TASK STATEMENT:
Every line below that carries the word "enabled" needs to be copied.

(Dataset rows describing interfaces)
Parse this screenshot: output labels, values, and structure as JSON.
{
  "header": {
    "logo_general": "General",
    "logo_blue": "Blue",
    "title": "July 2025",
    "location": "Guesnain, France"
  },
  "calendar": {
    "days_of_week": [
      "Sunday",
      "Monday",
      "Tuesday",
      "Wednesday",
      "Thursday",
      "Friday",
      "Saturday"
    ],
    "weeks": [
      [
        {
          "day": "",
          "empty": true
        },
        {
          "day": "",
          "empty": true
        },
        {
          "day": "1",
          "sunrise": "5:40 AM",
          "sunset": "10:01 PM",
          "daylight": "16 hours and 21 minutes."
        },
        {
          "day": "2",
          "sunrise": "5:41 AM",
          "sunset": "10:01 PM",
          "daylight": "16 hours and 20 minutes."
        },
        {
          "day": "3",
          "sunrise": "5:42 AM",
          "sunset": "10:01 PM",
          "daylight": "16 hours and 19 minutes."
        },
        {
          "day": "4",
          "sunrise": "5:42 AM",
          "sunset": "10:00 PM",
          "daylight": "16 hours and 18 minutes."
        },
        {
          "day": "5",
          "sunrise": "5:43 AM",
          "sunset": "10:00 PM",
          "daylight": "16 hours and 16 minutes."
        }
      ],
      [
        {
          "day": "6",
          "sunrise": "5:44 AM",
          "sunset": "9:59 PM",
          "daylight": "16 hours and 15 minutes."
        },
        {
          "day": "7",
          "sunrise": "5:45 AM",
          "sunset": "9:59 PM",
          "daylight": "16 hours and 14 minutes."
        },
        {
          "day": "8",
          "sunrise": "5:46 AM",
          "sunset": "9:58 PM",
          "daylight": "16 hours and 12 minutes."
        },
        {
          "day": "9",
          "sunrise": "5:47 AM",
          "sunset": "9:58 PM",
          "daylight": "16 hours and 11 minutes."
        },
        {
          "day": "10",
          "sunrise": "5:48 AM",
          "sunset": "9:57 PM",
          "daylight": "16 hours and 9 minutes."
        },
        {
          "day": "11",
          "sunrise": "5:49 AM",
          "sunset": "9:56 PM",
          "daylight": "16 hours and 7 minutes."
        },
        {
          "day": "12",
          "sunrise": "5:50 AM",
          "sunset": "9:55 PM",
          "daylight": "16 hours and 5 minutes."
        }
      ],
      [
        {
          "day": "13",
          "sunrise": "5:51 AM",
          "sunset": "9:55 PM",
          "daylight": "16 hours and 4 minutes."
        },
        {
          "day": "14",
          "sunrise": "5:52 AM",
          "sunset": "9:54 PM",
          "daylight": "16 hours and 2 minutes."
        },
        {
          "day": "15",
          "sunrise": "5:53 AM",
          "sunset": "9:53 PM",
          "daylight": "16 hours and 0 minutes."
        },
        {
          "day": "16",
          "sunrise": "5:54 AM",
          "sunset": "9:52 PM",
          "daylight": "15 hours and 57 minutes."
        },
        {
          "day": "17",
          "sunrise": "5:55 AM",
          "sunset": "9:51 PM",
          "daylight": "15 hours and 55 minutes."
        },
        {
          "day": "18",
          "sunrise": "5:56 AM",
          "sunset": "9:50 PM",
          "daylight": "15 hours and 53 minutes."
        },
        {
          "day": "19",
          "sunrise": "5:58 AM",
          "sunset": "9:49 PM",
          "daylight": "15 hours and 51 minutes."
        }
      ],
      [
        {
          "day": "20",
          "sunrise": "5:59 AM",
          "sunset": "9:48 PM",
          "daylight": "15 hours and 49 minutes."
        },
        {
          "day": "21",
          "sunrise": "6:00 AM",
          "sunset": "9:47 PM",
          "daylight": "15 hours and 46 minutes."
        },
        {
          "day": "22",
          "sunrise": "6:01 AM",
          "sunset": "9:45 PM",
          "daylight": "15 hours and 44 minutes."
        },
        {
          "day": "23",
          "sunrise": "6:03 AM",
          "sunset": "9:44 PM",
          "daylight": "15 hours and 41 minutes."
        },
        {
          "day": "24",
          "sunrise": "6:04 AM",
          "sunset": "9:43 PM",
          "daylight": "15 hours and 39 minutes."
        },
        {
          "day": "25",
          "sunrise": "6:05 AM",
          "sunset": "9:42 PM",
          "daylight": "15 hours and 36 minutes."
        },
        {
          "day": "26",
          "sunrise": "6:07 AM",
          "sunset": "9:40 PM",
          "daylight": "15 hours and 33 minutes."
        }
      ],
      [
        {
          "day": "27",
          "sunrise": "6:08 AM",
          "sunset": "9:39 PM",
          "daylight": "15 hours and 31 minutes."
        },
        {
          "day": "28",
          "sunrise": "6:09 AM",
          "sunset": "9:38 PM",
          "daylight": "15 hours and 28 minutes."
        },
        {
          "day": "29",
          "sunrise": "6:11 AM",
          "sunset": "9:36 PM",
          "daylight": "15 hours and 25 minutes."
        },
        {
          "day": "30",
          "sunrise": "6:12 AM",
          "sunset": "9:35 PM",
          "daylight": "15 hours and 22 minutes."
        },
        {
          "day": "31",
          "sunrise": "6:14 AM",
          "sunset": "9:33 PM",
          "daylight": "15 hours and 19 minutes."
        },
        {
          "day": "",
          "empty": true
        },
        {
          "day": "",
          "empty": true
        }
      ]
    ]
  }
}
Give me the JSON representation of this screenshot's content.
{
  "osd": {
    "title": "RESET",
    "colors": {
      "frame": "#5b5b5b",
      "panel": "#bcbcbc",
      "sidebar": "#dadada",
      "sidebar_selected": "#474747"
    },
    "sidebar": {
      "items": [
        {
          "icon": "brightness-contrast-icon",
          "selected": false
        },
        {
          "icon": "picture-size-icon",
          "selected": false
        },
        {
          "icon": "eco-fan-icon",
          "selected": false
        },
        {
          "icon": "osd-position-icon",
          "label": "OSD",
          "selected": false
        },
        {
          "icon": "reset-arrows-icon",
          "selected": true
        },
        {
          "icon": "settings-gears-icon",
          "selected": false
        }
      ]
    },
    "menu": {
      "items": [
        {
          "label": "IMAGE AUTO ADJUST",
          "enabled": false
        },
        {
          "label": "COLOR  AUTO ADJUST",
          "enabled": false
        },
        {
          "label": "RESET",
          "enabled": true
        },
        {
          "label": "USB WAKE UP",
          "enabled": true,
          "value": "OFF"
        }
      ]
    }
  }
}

RESPONSE BELOW:
          "enabled": false
          "enabled": false
          "enabled": true
          "enabled": true,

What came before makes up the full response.